After that baptism of tarmac, the rest of the holiday was a wonderful adventure. It was sociable – people wanted to ask us where we’d been and where we were going. It was connected – I saw bees on flowers that I could actually smell as I passed them. Each day I grew stronger and started to see hills as fun instead of fearing them. I began to develop a sense of distance, understanding in my body (not just in my mind) that travel requires energy. Up until now I just had to put my foot down on the accelerator to get somewhere. Now I needed calories. I had a huge appetite and was blissfully enjoying being able to eat whatever I liked, whenever I liked, guilt free. In fact, since I’ve been cycling my eating habits have relaxed. Whereas I used to get bloated if I ate wheat, now I don’t. I would get tired if I ate too many carbs, now they don’t seem to affect me. And it’s not just my digestive health that’s improved either, my heart is stronger too. I suffered from daily palpitations, but since cycling regularly I’ve not had any. So when I said that cycling would become an affair of the heart, I meant it in more ways than one!

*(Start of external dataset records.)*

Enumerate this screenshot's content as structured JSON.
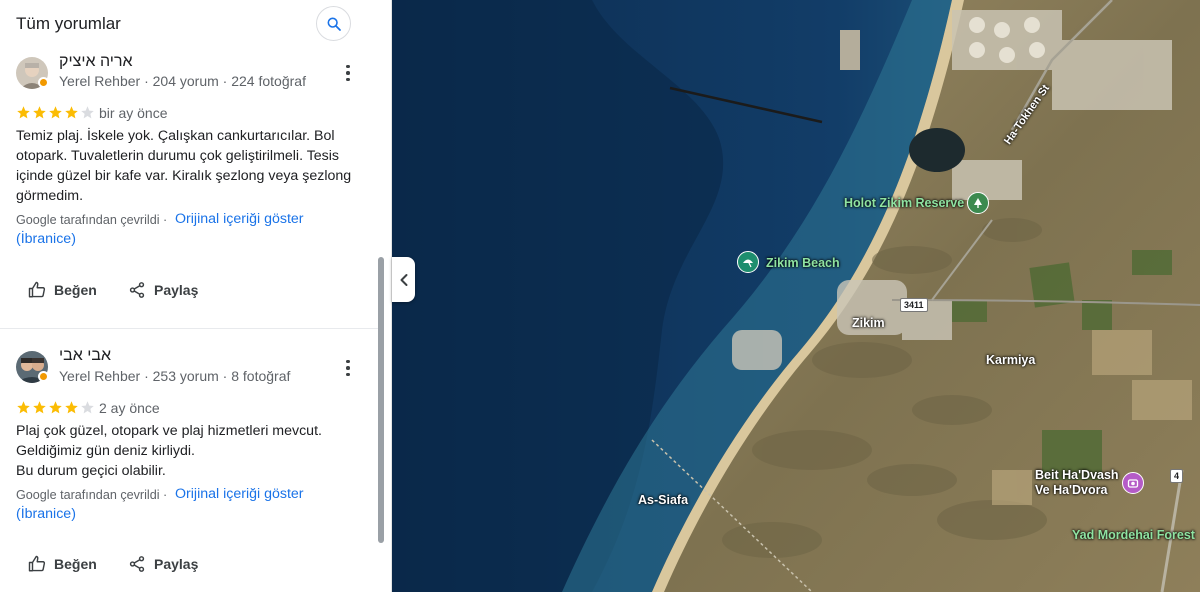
{
  "panel": {
    "title": "Tüm yorumlar",
    "search_icon": "search-icon"
  },
  "reviews": [
    {
      "author": "אריה איציק",
      "meta": "Yerel Rehber · 204 yorum · 224 fotoğraf",
      "rating": 4,
      "when": "bir ay önce",
      "text": "Temiz plaj. İskele yok. Çalışkan cankurtarıcılar. Bol otopark. Tuvaletlerin durumu çok geliştirilmeli. Tesis içinde güzel bir kafe var. Kiralık şezlong veya şezlong görmedim.",
      "translated": "Google tarafından çevrildi  ·",
      "original_link": "Orijinal içeriği göster",
      "original_lang": "(İbranice)",
      "like": "Beğen",
      "share": "Paylaş"
    },
    {
      "author": "אבי אבי",
      "meta": "Yerel Rehber · 253 yorum · 8 fotoğraf",
      "rating": 4,
      "when": "2 ay önce",
      "text_lines": [
        "Plaj çok güzel, otopark ve plaj hizmetleri mevcut.",
        "Geldiğimiz gün deniz kirliydi.",
        "Bu durum geçici olabilir."
      ],
      "translated": "Google tarafından çevrildi  ·",
      "original_link": "Orijinal içeriği göster",
      "original_lang": "(İbranice)",
      "like": "Beğen",
      "share": "Paylaş"
    }
  ],
  "map": {
    "labels": {
      "holot": "Holot Zikim Reserve",
      "zikim_beach": "Zikim Beach",
      "zikim": "Zikim",
      "karmiya": "Karmiya",
      "beit": "Beit Ha'Dvash",
      "beit2": "Ve Ha'Dvora",
      "yad": "Yad Mordehai Forest",
      "as_siafa": "As-Siafa",
      "ha_tokhen": "Ha-Tokhen St",
      "road_3411": "3411",
      "road_4": "4"
    },
    "colors": {
      "sea_deep": "#0d2f55",
      "sea_shallow": "#2a6d8f",
      "land": "#8a7a58",
      "beach": "#d7c49a",
      "star": "#fbbc04",
      "star_empty": "#dadce0",
      "link": "#1a73e8"
    }
  }
}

Cycling has become a way of life. A panacea for all ills. It’s ironic that our move from the rural countryside to the city has made us healthier – usually it’s the other way around. Our ‘commute’ involves wide cycle paths along the river, dotted with nods and smiles to the strangers we see each morning on their bikes, smiles that acknowledge our good fortune. We’re the lucky ones. We have bodies, bicycles and bells … and we’re going to use them.